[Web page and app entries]
------------------------------------------------------------------------

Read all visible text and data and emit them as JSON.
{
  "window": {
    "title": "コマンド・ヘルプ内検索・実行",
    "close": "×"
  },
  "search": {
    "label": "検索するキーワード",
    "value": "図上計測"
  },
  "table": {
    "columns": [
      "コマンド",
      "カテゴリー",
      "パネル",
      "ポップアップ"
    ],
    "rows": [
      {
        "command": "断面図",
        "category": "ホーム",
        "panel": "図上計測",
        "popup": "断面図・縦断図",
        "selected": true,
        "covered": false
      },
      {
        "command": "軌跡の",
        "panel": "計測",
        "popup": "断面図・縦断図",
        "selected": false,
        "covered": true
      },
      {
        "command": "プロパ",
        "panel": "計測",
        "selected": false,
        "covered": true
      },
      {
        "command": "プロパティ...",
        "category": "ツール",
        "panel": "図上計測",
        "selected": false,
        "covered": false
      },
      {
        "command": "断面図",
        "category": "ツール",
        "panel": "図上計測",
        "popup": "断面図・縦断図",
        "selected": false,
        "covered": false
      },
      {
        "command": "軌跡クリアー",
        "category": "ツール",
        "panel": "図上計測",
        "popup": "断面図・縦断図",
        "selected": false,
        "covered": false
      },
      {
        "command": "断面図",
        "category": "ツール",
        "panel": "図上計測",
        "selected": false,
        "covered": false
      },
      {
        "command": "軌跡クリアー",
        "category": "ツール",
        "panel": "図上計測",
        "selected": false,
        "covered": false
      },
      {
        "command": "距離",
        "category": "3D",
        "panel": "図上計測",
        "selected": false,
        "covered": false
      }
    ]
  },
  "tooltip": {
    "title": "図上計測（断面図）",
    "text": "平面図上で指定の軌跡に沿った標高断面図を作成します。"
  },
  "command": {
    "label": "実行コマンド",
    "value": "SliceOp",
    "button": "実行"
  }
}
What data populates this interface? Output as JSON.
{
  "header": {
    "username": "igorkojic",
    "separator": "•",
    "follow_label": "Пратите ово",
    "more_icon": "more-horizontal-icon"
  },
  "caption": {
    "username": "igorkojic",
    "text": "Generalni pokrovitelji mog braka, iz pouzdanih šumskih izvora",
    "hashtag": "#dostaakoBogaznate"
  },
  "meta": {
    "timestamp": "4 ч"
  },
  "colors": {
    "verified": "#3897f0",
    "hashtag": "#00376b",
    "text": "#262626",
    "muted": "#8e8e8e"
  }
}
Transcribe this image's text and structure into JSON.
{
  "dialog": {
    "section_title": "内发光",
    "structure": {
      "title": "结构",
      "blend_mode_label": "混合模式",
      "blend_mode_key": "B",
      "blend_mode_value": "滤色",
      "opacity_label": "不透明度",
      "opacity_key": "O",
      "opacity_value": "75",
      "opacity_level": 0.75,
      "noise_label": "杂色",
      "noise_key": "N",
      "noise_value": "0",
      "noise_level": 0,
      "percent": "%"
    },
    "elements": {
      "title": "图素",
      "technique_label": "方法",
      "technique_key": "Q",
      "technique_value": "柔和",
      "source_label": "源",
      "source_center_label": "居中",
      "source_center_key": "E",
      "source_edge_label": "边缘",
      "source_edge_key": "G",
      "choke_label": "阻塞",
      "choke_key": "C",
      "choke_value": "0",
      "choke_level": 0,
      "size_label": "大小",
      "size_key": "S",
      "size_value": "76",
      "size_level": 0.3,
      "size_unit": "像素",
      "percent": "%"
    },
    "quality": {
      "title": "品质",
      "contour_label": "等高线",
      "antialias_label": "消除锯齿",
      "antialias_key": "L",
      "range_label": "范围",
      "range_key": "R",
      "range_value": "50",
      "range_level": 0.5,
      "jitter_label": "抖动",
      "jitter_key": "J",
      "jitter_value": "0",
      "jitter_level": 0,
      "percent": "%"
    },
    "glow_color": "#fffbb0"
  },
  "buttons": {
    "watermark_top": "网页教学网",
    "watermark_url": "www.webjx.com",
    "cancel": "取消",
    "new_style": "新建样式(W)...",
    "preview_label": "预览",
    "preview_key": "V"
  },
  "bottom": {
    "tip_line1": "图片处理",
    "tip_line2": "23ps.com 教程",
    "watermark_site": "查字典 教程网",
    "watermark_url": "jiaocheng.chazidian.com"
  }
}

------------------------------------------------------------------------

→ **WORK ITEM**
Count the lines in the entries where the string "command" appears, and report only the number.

→ **TASK RESULT**
10